09.- Justification gives birth to the inner man
Justification does not give birth to the inner man. That is to mix justification with regeneration. Regeneration –or the New Birth- is when God grants a new heart to man so that he can believe the Gospel and repent from sin. Once faith is exercised in the perfect work of Immanuel, God justifies that soul freely by His external declaration. However, it should always be remembered that the One who bestows faith in the heart is none other than the good Lord Himself via regeneration. Thus justification and regeneration must always be distinguished. As Alister McGrath explains the initial Protestant teaching, “Justification altered the outer status of the sinner in the sight of God, while regeneration altered the sinner’s inner nature”.
10.- Justification entails the sanctification of man’s whole being
Yet once again, justification is tangled up with sanctification. The danger of this confusion is to make salvation dependent upon man’s good works. Sanctification does teach that man can cooperate with the Lord and walk in obedience. But a believer’s salvation is not based upon His sanctification rather upon His justification. Justification occurs once and forever since it cannot increase or lessen. Sanctification, however, does grow and decline. Justification is not sanctification. These are two separate, distinct, precious works. Justification is God’s decree. Sanctification is us walking in obedience to the Lord.

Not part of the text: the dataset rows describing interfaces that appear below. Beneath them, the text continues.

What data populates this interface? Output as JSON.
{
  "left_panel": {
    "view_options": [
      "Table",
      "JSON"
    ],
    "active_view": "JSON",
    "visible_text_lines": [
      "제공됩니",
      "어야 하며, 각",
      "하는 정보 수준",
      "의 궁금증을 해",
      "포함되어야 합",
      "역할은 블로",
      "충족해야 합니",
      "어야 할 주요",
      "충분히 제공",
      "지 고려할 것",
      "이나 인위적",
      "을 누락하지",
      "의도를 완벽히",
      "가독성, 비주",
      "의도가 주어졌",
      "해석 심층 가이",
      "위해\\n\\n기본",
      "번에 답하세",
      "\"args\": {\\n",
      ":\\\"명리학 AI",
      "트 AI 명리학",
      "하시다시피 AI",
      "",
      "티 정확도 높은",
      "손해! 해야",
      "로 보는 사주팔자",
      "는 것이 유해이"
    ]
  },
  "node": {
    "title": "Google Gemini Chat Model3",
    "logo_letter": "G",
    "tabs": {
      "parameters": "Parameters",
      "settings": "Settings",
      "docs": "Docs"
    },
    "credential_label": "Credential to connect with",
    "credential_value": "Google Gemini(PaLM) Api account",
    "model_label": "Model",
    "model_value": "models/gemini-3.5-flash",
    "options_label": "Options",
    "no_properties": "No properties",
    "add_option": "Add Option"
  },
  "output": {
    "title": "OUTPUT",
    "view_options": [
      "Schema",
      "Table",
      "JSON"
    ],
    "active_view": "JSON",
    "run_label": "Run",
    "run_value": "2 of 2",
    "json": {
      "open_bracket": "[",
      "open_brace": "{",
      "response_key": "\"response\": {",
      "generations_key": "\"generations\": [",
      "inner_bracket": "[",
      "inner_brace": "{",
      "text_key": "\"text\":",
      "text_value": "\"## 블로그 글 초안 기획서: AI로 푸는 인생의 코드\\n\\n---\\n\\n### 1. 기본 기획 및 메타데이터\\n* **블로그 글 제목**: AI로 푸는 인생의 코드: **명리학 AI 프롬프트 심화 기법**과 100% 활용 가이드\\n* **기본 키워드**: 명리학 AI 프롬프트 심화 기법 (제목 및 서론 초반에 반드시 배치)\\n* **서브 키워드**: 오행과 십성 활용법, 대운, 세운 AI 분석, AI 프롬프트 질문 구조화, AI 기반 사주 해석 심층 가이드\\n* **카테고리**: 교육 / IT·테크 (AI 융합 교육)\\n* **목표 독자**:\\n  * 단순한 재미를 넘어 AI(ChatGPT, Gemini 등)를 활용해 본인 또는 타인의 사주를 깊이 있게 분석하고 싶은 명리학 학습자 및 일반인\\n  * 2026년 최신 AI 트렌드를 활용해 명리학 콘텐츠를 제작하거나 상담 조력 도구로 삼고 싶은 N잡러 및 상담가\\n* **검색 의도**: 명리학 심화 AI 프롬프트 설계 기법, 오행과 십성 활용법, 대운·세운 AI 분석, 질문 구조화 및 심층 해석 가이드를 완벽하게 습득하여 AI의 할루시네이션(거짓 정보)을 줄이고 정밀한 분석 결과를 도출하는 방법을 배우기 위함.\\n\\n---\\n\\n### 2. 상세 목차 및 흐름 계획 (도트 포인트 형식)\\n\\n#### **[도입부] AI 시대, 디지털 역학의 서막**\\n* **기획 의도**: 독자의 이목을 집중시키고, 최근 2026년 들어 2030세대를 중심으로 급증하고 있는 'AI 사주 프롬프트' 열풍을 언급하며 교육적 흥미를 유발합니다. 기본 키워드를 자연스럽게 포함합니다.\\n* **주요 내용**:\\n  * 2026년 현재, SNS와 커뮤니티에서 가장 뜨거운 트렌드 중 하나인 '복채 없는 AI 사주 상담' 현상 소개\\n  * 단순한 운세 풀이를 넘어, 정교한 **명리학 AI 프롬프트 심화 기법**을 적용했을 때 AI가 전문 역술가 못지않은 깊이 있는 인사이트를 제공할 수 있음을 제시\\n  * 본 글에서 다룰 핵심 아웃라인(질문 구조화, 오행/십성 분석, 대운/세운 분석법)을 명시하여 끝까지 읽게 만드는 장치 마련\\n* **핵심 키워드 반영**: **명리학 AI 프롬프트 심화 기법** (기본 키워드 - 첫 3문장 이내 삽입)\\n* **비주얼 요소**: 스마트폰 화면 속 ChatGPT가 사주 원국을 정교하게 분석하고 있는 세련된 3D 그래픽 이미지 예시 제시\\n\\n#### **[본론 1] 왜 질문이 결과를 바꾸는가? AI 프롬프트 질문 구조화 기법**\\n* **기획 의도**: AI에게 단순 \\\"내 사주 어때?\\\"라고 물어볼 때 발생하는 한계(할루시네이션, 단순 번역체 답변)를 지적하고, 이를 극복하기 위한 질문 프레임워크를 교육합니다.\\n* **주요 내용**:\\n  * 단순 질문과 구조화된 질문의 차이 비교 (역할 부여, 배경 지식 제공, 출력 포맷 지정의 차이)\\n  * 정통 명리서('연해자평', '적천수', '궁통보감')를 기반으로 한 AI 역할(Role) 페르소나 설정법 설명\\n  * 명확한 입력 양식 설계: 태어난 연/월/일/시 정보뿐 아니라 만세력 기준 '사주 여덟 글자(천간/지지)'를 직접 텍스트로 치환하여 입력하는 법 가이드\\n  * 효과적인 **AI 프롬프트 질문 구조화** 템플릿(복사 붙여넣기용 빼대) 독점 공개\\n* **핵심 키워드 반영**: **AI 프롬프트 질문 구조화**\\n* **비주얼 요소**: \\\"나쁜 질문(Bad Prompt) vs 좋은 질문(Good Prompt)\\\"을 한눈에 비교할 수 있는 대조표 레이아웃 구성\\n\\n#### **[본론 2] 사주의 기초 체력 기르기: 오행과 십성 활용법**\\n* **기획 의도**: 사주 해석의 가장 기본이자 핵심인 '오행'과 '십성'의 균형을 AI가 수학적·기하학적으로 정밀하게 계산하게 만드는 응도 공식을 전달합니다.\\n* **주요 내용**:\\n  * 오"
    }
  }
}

All in all the common thread of error running throughout Catholic dogma upon justification is that it turns the doctrine into a process rather than a divine speech act. Catholicism continually mixes justification up with sanctification, regeneration and even baptism denying the Evangelical message of justification by faith alone. Therefore Rome believes that justification infuses righteousness into us rather than it being imputed unto us.
In all these manners, then, it should be more than clear that Protestants and Catholics do not agree on the doctrine of justification at all. There is a Catholic understanding of justification just as there is a Protestant view. These two perspectives are mutually exclusive. What has Rome to do with Wittenberg?
Any attempt at a synthesis of these two schools of thought would be theologically unjustified.
 ALLISON, Gregg, Roman Catholic Theology & Practice (Crossway: Wheaton, 2014), p. 445.
 McGRATH, Alister, Reformation Thought: An Introduction (John Wiley & Sons: Sussex, 2012), p. 134.